Charles Rosen

"Yet those who take in their stride the most abstruse complexities of Beethoven, the subtlest nuances of Mozart, and the most complex effects of Wagner or Mahler, will stalk angrily out of the hall when presented with, say, the enchanting simplicities of Alban Berg’s post-card lieder...It is paradoxically not what is actually to be heard that makes music difficult, but what cannot be heard because it is not there. It is the lack of something which the listener expects to hear but which is refused him that makes his blood boil, that brings the aged Philharmonic subscriber to the verge of apoplexy. Every original work represents an omission, even a deliberate erasure of what was previously indispensable to art, as well as a new ordering and new elements. The real irritant for the listener is that what he has so far considered as essential to a work of music he now cannot perceive. The composer has left it out. The appreciation of a new style is as much an effort of renunciation as of acceptance."

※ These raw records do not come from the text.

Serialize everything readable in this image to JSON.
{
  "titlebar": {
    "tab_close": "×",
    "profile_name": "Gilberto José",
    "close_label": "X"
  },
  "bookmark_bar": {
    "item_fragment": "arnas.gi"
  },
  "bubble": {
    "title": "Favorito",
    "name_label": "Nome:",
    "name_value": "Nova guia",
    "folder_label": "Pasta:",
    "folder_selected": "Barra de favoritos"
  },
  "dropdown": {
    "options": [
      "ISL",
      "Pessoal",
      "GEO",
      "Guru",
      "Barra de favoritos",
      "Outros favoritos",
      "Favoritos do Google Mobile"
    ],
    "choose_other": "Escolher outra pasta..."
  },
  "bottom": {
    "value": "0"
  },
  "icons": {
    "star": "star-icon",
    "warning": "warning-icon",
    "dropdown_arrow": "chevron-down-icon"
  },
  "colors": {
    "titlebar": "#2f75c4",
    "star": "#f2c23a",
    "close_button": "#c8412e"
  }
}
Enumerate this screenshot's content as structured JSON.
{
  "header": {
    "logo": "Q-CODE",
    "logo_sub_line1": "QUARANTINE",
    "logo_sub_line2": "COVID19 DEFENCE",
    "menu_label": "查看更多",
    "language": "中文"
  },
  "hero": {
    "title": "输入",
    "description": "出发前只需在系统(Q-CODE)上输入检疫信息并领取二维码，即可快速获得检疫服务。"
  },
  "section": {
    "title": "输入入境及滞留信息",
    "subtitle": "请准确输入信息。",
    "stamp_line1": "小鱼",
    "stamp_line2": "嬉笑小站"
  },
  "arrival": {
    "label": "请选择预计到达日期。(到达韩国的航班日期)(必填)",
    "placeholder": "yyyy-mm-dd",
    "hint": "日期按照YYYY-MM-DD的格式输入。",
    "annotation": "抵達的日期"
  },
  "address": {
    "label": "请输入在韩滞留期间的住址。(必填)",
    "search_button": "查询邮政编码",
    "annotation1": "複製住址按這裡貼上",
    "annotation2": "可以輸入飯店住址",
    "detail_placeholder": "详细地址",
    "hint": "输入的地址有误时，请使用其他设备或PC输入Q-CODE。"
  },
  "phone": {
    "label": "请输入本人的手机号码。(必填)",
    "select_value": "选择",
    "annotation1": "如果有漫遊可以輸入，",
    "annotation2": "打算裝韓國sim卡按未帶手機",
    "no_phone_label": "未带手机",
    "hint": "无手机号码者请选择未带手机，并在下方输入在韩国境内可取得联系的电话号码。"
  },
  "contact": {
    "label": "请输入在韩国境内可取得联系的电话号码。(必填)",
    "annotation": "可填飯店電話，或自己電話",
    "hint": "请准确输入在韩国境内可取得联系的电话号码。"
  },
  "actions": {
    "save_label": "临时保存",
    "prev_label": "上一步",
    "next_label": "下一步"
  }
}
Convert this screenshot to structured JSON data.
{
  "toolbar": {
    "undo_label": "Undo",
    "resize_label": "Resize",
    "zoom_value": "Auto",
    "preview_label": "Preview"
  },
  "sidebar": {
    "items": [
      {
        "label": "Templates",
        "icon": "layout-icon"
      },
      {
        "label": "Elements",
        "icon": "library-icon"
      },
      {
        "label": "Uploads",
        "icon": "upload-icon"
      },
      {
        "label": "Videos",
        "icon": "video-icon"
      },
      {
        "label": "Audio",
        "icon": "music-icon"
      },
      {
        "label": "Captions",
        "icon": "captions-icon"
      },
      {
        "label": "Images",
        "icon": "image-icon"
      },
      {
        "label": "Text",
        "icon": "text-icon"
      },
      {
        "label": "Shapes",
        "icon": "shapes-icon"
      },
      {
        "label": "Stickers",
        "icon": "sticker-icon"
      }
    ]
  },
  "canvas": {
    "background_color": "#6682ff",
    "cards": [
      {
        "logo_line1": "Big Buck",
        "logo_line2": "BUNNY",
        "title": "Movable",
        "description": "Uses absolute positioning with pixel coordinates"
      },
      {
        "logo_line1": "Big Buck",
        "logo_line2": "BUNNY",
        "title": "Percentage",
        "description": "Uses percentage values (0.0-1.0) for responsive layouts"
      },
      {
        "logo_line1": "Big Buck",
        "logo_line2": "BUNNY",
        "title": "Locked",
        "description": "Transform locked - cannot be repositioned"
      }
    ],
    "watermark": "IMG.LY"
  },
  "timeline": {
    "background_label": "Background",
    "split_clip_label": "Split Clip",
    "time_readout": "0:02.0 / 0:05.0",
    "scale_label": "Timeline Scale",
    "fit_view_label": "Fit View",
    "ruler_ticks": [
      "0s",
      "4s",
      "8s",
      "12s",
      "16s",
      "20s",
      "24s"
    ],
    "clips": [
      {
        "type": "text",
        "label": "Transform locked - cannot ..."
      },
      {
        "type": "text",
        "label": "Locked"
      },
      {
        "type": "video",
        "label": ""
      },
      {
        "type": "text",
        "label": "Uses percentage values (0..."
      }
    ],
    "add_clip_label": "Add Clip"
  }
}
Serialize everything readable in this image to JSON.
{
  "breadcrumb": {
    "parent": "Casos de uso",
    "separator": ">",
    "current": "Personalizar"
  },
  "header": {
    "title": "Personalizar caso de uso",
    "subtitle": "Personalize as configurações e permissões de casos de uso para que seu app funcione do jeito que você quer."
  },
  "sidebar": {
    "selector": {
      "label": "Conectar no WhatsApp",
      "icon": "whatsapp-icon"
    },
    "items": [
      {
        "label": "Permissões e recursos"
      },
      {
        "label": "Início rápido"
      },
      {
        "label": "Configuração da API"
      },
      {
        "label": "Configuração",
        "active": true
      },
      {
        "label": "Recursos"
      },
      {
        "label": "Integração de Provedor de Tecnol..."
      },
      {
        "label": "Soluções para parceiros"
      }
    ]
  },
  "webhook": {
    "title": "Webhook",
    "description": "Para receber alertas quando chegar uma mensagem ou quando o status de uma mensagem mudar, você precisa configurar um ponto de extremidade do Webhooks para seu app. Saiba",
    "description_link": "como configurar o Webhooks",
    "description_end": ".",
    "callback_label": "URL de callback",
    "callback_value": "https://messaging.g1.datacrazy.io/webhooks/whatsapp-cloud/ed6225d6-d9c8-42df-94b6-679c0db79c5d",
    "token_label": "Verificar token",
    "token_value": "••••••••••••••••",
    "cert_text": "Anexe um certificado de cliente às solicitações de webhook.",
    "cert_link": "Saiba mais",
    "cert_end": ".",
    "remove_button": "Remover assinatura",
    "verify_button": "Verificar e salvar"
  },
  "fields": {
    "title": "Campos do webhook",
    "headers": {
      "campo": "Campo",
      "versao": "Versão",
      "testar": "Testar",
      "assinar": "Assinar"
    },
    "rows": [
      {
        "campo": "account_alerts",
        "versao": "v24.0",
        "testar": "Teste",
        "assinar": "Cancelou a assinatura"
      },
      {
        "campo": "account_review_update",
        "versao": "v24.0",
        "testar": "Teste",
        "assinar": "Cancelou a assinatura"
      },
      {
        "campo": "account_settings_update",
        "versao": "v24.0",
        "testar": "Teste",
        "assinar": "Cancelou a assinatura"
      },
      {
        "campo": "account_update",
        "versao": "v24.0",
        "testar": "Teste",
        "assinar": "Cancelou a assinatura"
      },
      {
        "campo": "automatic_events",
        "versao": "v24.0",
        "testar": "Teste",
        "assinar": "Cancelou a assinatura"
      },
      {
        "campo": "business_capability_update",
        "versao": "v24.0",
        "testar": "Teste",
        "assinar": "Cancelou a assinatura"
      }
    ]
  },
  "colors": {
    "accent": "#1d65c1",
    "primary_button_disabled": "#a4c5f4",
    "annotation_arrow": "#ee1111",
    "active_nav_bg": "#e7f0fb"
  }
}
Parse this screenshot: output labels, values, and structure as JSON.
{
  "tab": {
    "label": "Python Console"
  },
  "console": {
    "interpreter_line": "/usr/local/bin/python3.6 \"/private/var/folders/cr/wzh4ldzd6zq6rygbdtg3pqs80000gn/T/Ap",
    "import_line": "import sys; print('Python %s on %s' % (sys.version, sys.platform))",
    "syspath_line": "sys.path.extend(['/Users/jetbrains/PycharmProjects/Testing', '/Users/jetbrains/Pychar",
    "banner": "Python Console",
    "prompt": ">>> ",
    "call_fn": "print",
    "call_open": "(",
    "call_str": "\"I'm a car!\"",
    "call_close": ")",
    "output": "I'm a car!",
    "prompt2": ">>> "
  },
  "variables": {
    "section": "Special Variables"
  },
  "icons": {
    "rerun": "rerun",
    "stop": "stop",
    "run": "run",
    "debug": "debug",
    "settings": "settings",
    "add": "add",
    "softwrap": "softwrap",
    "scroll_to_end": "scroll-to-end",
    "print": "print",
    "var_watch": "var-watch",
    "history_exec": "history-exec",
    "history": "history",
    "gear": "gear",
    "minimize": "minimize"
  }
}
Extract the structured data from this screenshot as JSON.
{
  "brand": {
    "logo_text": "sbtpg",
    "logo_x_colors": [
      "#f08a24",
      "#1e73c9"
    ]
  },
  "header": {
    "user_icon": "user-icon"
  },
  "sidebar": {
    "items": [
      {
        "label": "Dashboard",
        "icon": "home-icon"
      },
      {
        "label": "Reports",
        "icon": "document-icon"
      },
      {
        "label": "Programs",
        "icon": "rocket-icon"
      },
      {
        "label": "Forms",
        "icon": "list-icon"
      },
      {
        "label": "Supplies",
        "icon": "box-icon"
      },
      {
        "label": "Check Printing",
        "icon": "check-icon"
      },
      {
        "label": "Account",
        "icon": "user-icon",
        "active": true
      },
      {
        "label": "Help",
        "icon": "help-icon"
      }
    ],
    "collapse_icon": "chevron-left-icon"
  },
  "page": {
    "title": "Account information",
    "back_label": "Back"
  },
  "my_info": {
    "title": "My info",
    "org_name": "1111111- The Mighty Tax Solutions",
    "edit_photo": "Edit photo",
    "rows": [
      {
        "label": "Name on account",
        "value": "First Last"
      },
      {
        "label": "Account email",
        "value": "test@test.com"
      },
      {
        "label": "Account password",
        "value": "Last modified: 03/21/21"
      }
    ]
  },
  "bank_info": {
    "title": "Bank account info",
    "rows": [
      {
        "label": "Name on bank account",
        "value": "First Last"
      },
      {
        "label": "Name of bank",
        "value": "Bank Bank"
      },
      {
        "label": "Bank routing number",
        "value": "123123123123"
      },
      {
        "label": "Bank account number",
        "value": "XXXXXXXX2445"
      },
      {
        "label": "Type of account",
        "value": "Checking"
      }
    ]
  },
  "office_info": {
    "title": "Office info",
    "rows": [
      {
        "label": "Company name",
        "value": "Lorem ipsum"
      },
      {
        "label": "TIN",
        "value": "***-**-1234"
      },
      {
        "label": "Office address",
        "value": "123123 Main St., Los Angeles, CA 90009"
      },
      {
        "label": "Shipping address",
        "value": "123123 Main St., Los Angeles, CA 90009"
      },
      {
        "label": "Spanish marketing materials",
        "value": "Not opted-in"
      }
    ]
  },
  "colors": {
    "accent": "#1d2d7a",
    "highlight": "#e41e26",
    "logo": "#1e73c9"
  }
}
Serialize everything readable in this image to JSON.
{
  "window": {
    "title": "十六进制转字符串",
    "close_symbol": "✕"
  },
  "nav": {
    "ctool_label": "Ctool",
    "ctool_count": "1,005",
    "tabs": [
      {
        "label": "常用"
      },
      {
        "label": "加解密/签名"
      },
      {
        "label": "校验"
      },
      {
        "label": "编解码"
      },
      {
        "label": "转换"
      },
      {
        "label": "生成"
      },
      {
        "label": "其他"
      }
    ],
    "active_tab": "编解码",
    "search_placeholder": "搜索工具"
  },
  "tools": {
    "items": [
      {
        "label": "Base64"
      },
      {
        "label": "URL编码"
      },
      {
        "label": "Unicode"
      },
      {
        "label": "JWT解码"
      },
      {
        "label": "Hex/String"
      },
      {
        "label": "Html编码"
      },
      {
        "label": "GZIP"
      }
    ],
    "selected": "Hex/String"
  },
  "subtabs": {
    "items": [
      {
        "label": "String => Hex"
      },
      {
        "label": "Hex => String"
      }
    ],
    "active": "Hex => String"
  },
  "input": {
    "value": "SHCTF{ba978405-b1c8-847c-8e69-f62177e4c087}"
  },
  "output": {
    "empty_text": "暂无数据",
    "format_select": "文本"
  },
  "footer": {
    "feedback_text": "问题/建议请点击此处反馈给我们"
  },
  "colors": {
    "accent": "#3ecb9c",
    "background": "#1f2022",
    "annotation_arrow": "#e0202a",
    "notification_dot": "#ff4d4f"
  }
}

-from an article discussing Elliot Carter's Double Concerto (read the rest here). Probably the best explanation of the difficulty listeners have in accepting/understanding modern works as will ever be said by anyone. He passed away yesterday.